On 23 March 2020, the UK Supreme Court (UKSC) published the following update concerning time limits and extensions of time during the COVID-19 outbreak:
– Time limits in UKSC and Judicial Committee of the Privy Council cases will be applied flexibly, and parties should avoid unnecessary disputes over procedural matters in accordance with the ‘overriding objective’ of the Civil Procedure Rules.
– Parties will not need to make a formal application to the court for an extension of time for any period of less than three weeks. Instead, they should email the court registry with details, copying all other parties. However, if the application relates to a hearing which is listed in the next six weeks, a formal application will be required.
So far, there has been no announcement as to whether the lower courts of England and Wales will take a similarly flexible approach to deadlines.

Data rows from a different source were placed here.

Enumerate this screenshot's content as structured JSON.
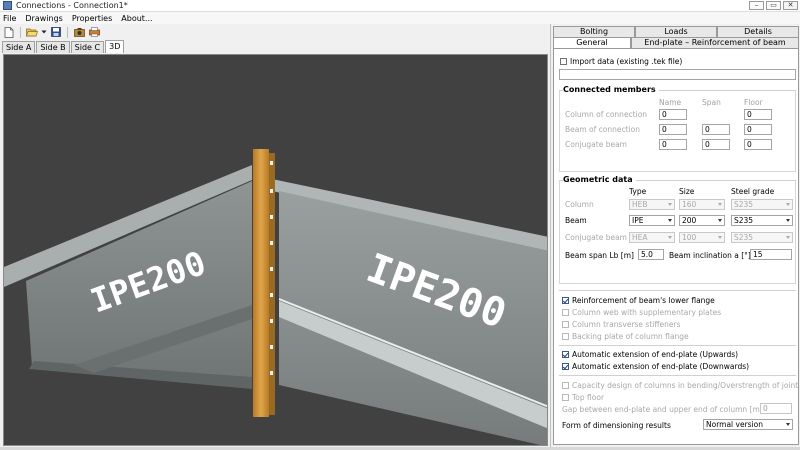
{
  "window": {
    "title": "Connections - Connection1*",
    "min_symbol": "–",
    "max_symbol": "▭",
    "close_symbol": "✕"
  },
  "menu": [
    "File",
    "Drawings",
    "Properties",
    "About..."
  ],
  "toolbar": {
    "icons": [
      "new-file-icon",
      "open-folder-icon",
      "dropdown-arrow-icon",
      "save-icon",
      "camera-icon",
      "print-icon"
    ]
  },
  "view_tabs": [
    {
      "label": "Side A",
      "active": false
    },
    {
      "label": "Side B",
      "active": false
    },
    {
      "label": "Side C",
      "active": false
    },
    {
      "label": "3D",
      "active": true
    }
  ],
  "viewport": {
    "left_beam_label": "IPE200",
    "right_beam_label": "IPE200",
    "colors": {
      "background": "#414141",
      "steel": "#8a8f8f",
      "plate": "#d79a3c"
    }
  },
  "panel": {
    "tabs_row1": [
      "Bolting",
      "Loads",
      "Details"
    ],
    "tabs_row2": [
      "General",
      "End-plate – Reinforcement of beam"
    ],
    "import_label": "Import data (existing .tek file)",
    "import_path": "",
    "connected": {
      "title": "Connected members",
      "headers": [
        "Name",
        "Span",
        "Floor"
      ],
      "rows": [
        {
          "label": "Column of connection",
          "name": "0",
          "floor": "0"
        },
        {
          "label": "Beam of connection",
          "name": "0",
          "span": "0",
          "floor": "0"
        },
        {
          "label": "Conjugate beam",
          "name": "0",
          "span": "0",
          "floor": "0"
        }
      ]
    },
    "geometric": {
      "title": "Geometric data",
      "headers": [
        "Type",
        "Size",
        "Steel grade"
      ],
      "rows": [
        {
          "label": "Column",
          "type": "HEB",
          "size": "160",
          "grade": "S235"
        },
        {
          "label": "Beam",
          "type": "IPE",
          "size": "200",
          "grade": "S235"
        },
        {
          "label": "Conjugate beam",
          "type": "HEA",
          "size": "100",
          "grade": "S235"
        }
      ],
      "span_label": "Beam span Lb [m]",
      "span_value": "5.0",
      "incl_label": "Beam inclination a [°]",
      "incl_value": "15"
    },
    "options1": [
      {
        "label": "Reinforcement of beam's lower flange",
        "checked": true,
        "enabled": true
      },
      {
        "label": "Column web with supplementary plates",
        "checked": false,
        "enabled": false
      },
      {
        "label": "Column transverse stiffeners",
        "checked": false,
        "enabled": false
      },
      {
        "label": "Backing plate of column flange",
        "checked": false,
        "enabled": false
      }
    ],
    "options2": [
      {
        "label": "Automatic extension of end-plate (Upwards)",
        "checked": true,
        "enabled": true
      },
      {
        "label": "Automatic extension of end-plate (Downwards)",
        "checked": true,
        "enabled": true
      }
    ],
    "options3": [
      {
        "label": "Capacity design of columns in bending/Overstrength of joint",
        "checked": false,
        "enabled": false
      },
      {
        "label": "Top floor",
        "checked": false,
        "enabled": false
      }
    ],
    "gap_label": "Gap between end-plate and upper end of column [mm]",
    "gap_value": "0",
    "form_label": "Form of dimensioning results",
    "form_value": "Normal version"
  }
}
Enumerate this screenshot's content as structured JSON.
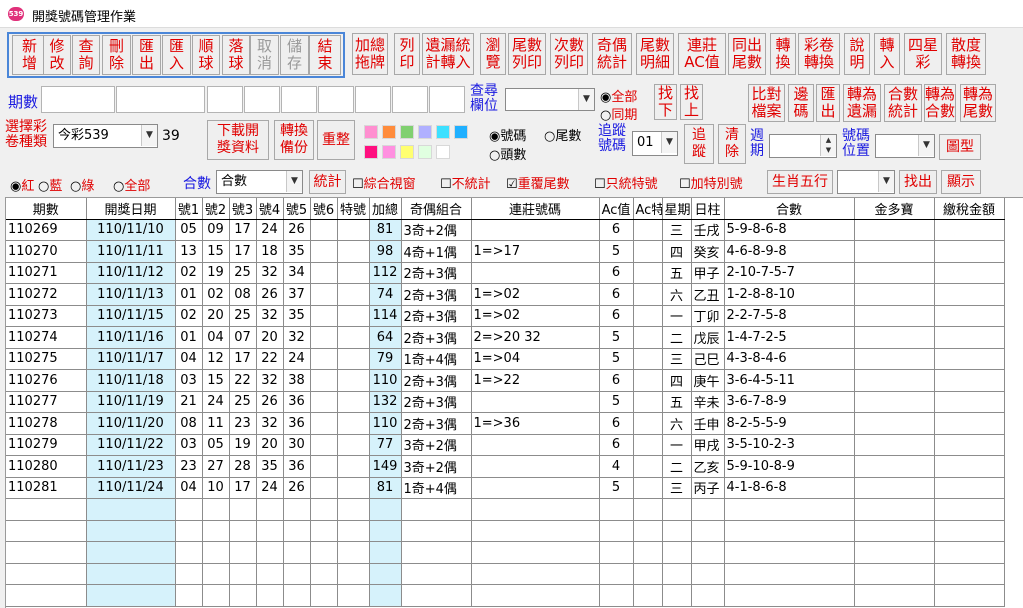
{
  "window": {
    "title": "開獎號碼管理作業",
    "icon_text": "539"
  },
  "toolbar1": [
    {
      "label": "新\n增",
      "disabled": false
    },
    {
      "label": "修\n改",
      "disabled": false
    },
    {
      "label": "查\n詢",
      "disabled": false
    },
    {
      "label": "刪\n除",
      "disabled": false
    },
    {
      "label": "匯\n出",
      "disabled": false
    },
    {
      "label": "匯\n入",
      "disabled": false
    },
    {
      "label": "順\n球",
      "disabled": false
    },
    {
      "label": "落\n球",
      "disabled": false
    },
    {
      "label": "取\n消",
      "disabled": true
    },
    {
      "label": "儲\n存",
      "disabled": true
    },
    {
      "label": "結\n束",
      "disabled": false
    }
  ],
  "toolbar2": [
    "加總\n拖牌",
    "列\n印",
    "遺漏統\n計轉入",
    "瀏\n覽",
    "尾數\n列印",
    "次數\n列印",
    "奇偶\n統計",
    "尾數\n明細",
    "連莊\nAC值",
    "同出\n尾數",
    "轉\n換",
    "彩卷\n轉換",
    "說\n明",
    "轉\n入",
    "四星\n彩",
    "散度\n轉換"
  ],
  "row2": {
    "period_label": "期數",
    "query_label": "查尋\n欄位",
    "radio_all": "全部",
    "radio_same": "同期",
    "btn_find_down": "找\n下",
    "btn_find_up": "找\n上",
    "right_buttons": [
      "比對\n檔案",
      "邊\n碼",
      "匯\n出",
      "轉為\n遺漏",
      "合數\n統計",
      "轉為\n合數",
      "轉為\n尾數"
    ]
  },
  "row3": {
    "lottery_type_label": "選擇彩\n卷種類",
    "lottery_type_value": "今彩539",
    "lottery_count": "39",
    "btn_download": "下載開\n獎資料",
    "btn_backup": "轉換\n備份",
    "btn_reorg": "重整",
    "swatch_colors": [
      "#ff8fd0",
      "#ff8c3c",
      "#80d070",
      "#b0b0ff",
      "#3ce0ff",
      "#20b0ff",
      "#ff1080",
      "#ff90e0",
      "#ffff70",
      "#e0ffe0",
      "#ffffff"
    ],
    "radio_number": "號碼",
    "radio_tail": "尾數",
    "radio_head": "頭數",
    "track_label": "追蹤\n號碼",
    "track_value": "01",
    "btn_track": "追\n蹤",
    "btn_clear": "清\n除",
    "week_label": "週\n期",
    "pos_label": "號碼\n位置",
    "btn_chart": "圖型"
  },
  "row4": {
    "radio_red": "紅",
    "radio_blue": "藍",
    "radio_green": "綠",
    "radio_all": "全部",
    "sum_label": "合數",
    "sum_value": "合數",
    "btn_stat": "統計",
    "chk_combined": "綜合視窗",
    "chk_nostat": "不統計",
    "chk_repeat": "重覆尾數",
    "chk_only_special": "只統特號",
    "chk_add_special": "加特別號",
    "btn_zodiac": "生肖五行",
    "btn_find": "找出",
    "btn_show": "顯示"
  },
  "grid": {
    "columns": [
      "期數",
      "開獎日期",
      "號1",
      "號2",
      "號3",
      "號4",
      "號5",
      "號6",
      "特號",
      "加總",
      "奇偶組合",
      "連莊號碼",
      "Ac值",
      "Ac特",
      "星期",
      "日柱",
      "合數",
      "金多寶",
      "繳稅金額"
    ],
    "rows": [
      [
        "110269",
        "110/11/10",
        "05",
        "09",
        "17",
        "24",
        "26",
        "",
        "",
        "81",
        "3奇+2偶",
        "",
        "6",
        "",
        "三",
        "壬戌",
        "5-9-8-6-8",
        "",
        ""
      ],
      [
        "110270",
        "110/11/11",
        "13",
        "15",
        "17",
        "18",
        "35",
        "",
        "",
        "98",
        "4奇+1偶",
        "1=>17",
        "5",
        "",
        "四",
        "癸亥",
        "4-6-8-9-8",
        "",
        ""
      ],
      [
        "110271",
        "110/11/12",
        "02",
        "19",
        "25",
        "32",
        "34",
        "",
        "",
        "112",
        "2奇+3偶",
        "",
        "6",
        "",
        "五",
        "甲子",
        "2-10-7-5-7",
        "",
        ""
      ],
      [
        "110272",
        "110/11/13",
        "01",
        "02",
        "08",
        "26",
        "37",
        "",
        "",
        "74",
        "2奇+3偶",
        "1=>02",
        "6",
        "",
        "六",
        "乙丑",
        "1-2-8-8-10",
        "",
        ""
      ],
      [
        "110273",
        "110/11/15",
        "02",
        "20",
        "25",
        "32",
        "35",
        "",
        "",
        "114",
        "2奇+3偶",
        "1=>02",
        "6",
        "",
        "一",
        "丁卯",
        "2-2-7-5-8",
        "",
        ""
      ],
      [
        "110274",
        "110/11/16",
        "01",
        "04",
        "07",
        "20",
        "32",
        "",
        "",
        "64",
        "2奇+3偶",
        "2=>20 32",
        "5",
        "",
        "二",
        "戊辰",
        "1-4-7-2-5",
        "",
        ""
      ],
      [
        "110275",
        "110/11/17",
        "04",
        "12",
        "17",
        "22",
        "24",
        "",
        "",
        "79",
        "1奇+4偶",
        "1=>04",
        "5",
        "",
        "三",
        "己巳",
        "4-3-8-4-6",
        "",
        ""
      ],
      [
        "110276",
        "110/11/18",
        "03",
        "15",
        "22",
        "32",
        "38",
        "",
        "",
        "110",
        "2奇+3偶",
        "1=>22",
        "6",
        "",
        "四",
        "庚午",
        "3-6-4-5-11",
        "",
        ""
      ],
      [
        "110277",
        "110/11/19",
        "21",
        "24",
        "25",
        "26",
        "36",
        "",
        "",
        "132",
        "2奇+3偶",
        "",
        "5",
        "",
        "五",
        "辛未",
        "3-6-7-8-9",
        "",
        ""
      ],
      [
        "110278",
        "110/11/20",
        "08",
        "11",
        "23",
        "32",
        "36",
        "",
        "",
        "110",
        "2奇+3偶",
        "1=>36",
        "6",
        "",
        "六",
        "壬申",
        "8-2-5-5-9",
        "",
        ""
      ],
      [
        "110279",
        "110/11/22",
        "03",
        "05",
        "19",
        "20",
        "30",
        "",
        "",
        "77",
        "3奇+2偶",
        "",
        "6",
        "",
        "一",
        "甲戌",
        "3-5-10-2-3",
        "",
        ""
      ],
      [
        "110280",
        "110/11/23",
        "23",
        "27",
        "28",
        "35",
        "36",
        "",
        "",
        "149",
        "3奇+2偶",
        "",
        "4",
        "",
        "二",
        "乙亥",
        "5-9-10-8-9",
        "",
        ""
      ],
      [
        "110281",
        "110/11/24",
        "04",
        "10",
        "17",
        "24",
        "26",
        "",
        "",
        "81",
        "1奇+4偶",
        "",
        "5",
        "",
        "三",
        "丙子",
        "4-1-8-6-8",
        "",
        ""
      ]
    ],
    "empty_rows": 5
  }
}
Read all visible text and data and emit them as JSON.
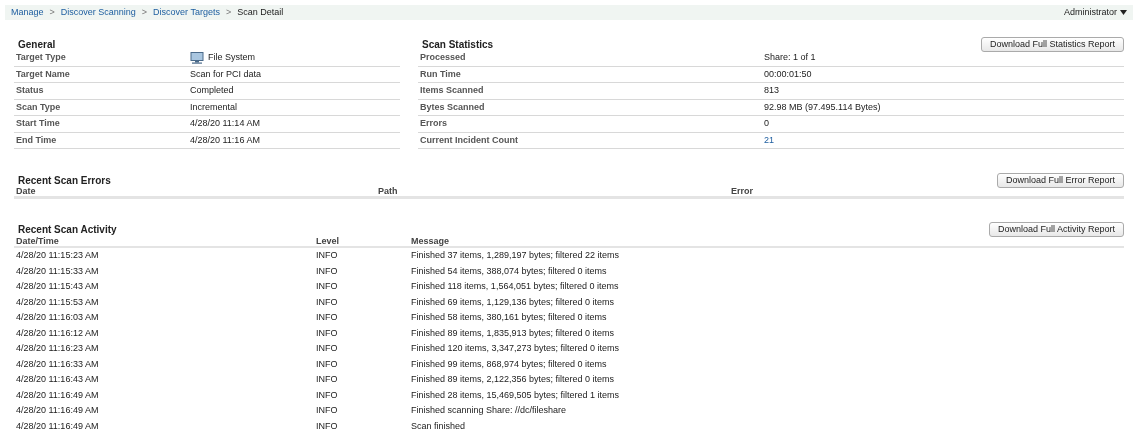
{
  "breadcrumb": [
    {
      "label": "Manage",
      "kind": "link"
    },
    {
      "label": "Discover Scanning",
      "kind": "link"
    },
    {
      "label": "Discover Targets",
      "kind": "link"
    },
    {
      "label": "Scan Detail",
      "kind": "current"
    }
  ],
  "breadcrumb_separator": ">",
  "user_menu": {
    "label": "Administrator"
  },
  "general": {
    "title": "General",
    "rows": [
      {
        "label": "Target Type",
        "value": "File System",
        "kind": "icon"
      },
      {
        "label": "Target Name",
        "value": "Scan for PCI data",
        "kind": "text"
      },
      {
        "label": "Status",
        "value": "Completed",
        "kind": "text"
      },
      {
        "label": "Scan Type",
        "value": "Incremental",
        "kind": "text"
      },
      {
        "label": "Start Time",
        "value": "4/28/20 11:14 AM",
        "kind": "text"
      },
      {
        "label": "End Time",
        "value": "4/28/20 11:16 AM",
        "kind": "text"
      }
    ]
  },
  "statistics": {
    "title": "Scan Statistics",
    "button": "Download Full Statistics Report",
    "rows": [
      {
        "label": "Processed",
        "value": "Share: 1 of 1",
        "kind": "text"
      },
      {
        "label": "Run Time",
        "value": "00:00:01:50",
        "kind": "text"
      },
      {
        "label": "Items Scanned",
        "value": "813",
        "kind": "text"
      },
      {
        "label": "Bytes Scanned",
        "value": "92.98 MB (97.495.114 Bytes)",
        "kind": "text"
      },
      {
        "label": "Errors",
        "value": "0",
        "kind": "text"
      },
      {
        "label": "Current Incident Count",
        "value": "21",
        "kind": "link"
      }
    ]
  },
  "errors": {
    "title": "Recent Scan Errors",
    "button": "Download Full Error Report",
    "columns": [
      "Date",
      "Path",
      "Error"
    ]
  },
  "activity": {
    "title": "Recent Scan Activity",
    "button": "Download Full Activity Report",
    "columns": [
      "Date/Time",
      "Level",
      "Message"
    ],
    "rows": [
      [
        "4/28/20 11:15:23 AM",
        "INFO",
        "Finished 37 items, 1,289,197 bytes; filtered 22 items"
      ],
      [
        "4/28/20 11:15:33 AM",
        "INFO",
        "Finished 54 items, 388,074 bytes; filtered 0 items"
      ],
      [
        "4/28/20 11:15:43 AM",
        "INFO",
        "Finished 118 items, 1,564,051 bytes; filtered 0 items"
      ],
      [
        "4/28/20 11:15:53 AM",
        "INFO",
        "Finished 69 items, 1,129,136 bytes; filtered 0 items"
      ],
      [
        "4/28/20 11:16:03 AM",
        "INFO",
        "Finished 58 items, 380,161 bytes; filtered 0 items"
      ],
      [
        "4/28/20 11:16:12 AM",
        "INFO",
        "Finished 89 items, 1,835,913 bytes; filtered 0 items"
      ],
      [
        "4/28/20 11:16:23 AM",
        "INFO",
        "Finished 120 items, 3,347,273 bytes; filtered 0 items"
      ],
      [
        "4/28/20 11:16:33 AM",
        "INFO",
        "Finished 99 items, 868,974 bytes; filtered 0 items"
      ],
      [
        "4/28/20 11:16:43 AM",
        "INFO",
        "Finished 89 items, 2,122,356 bytes; filtered 0 items"
      ],
      [
        "4/28/20 11:16:49 AM",
        "INFO",
        "Finished 28 items, 15,469,505 bytes; filtered 1 items"
      ],
      [
        "4/28/20 11:16:49 AM",
        "INFO",
        "Finished scanning Share: //dc/fileshare"
      ],
      [
        "4/28/20 11:16:49 AM",
        "INFO",
        "Scan finished"
      ]
    ]
  }
}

The current guidance from the Law Society of England and Wales is that litigants who are having trouble meeting a pending court deadline will need to make an application to the court in the normal way.
There is some scope in the Civil Procedure Rules for parties to extend time limits by written agreement, without a formal application to the court. However, parties’ ability to extend a time limit by prior written agreement is in most cases capped at 28 days and is subject to the requirement that the proposed extension does not put any hearing date at risk. Parties will need to obtain court approval for any longer extension, although this may be done by consent order.
Some legal practitioners have raised concerns that high numbers of applications to vary time limits could place a further burden on the courts’ resources, at a time when they are already dealing with the significant challenges of the COVID-19 outbreak. It is possible that emergency amendments to the Civil Procedure Rules could be made over the coming days to address this.
In the meantime, some parties may want to consider making a pre-emptive application asking the court to exercise its case management powers to give greater flexibility. One such order is reported to have been made last week inO’Driscoll -v- F.I.V.E Bianchi S.P.A. The High Court granted the claimant’s request for permission for the parties to agree extensions of time for up to 56 days, without further order from the court. However, an order of this kind is unlikely to be appropriate in all cases, especially if it would jeopardise an existing hearing date.
Finally, parties who refuse reasonable requests for time extensions may potentially face sanctions including costs penalties. Given the widespread disruption caused to businesses and individuals as a result of COVID-19, it will be particularly important at the present time to give careful consideration to any extension request by an opponent.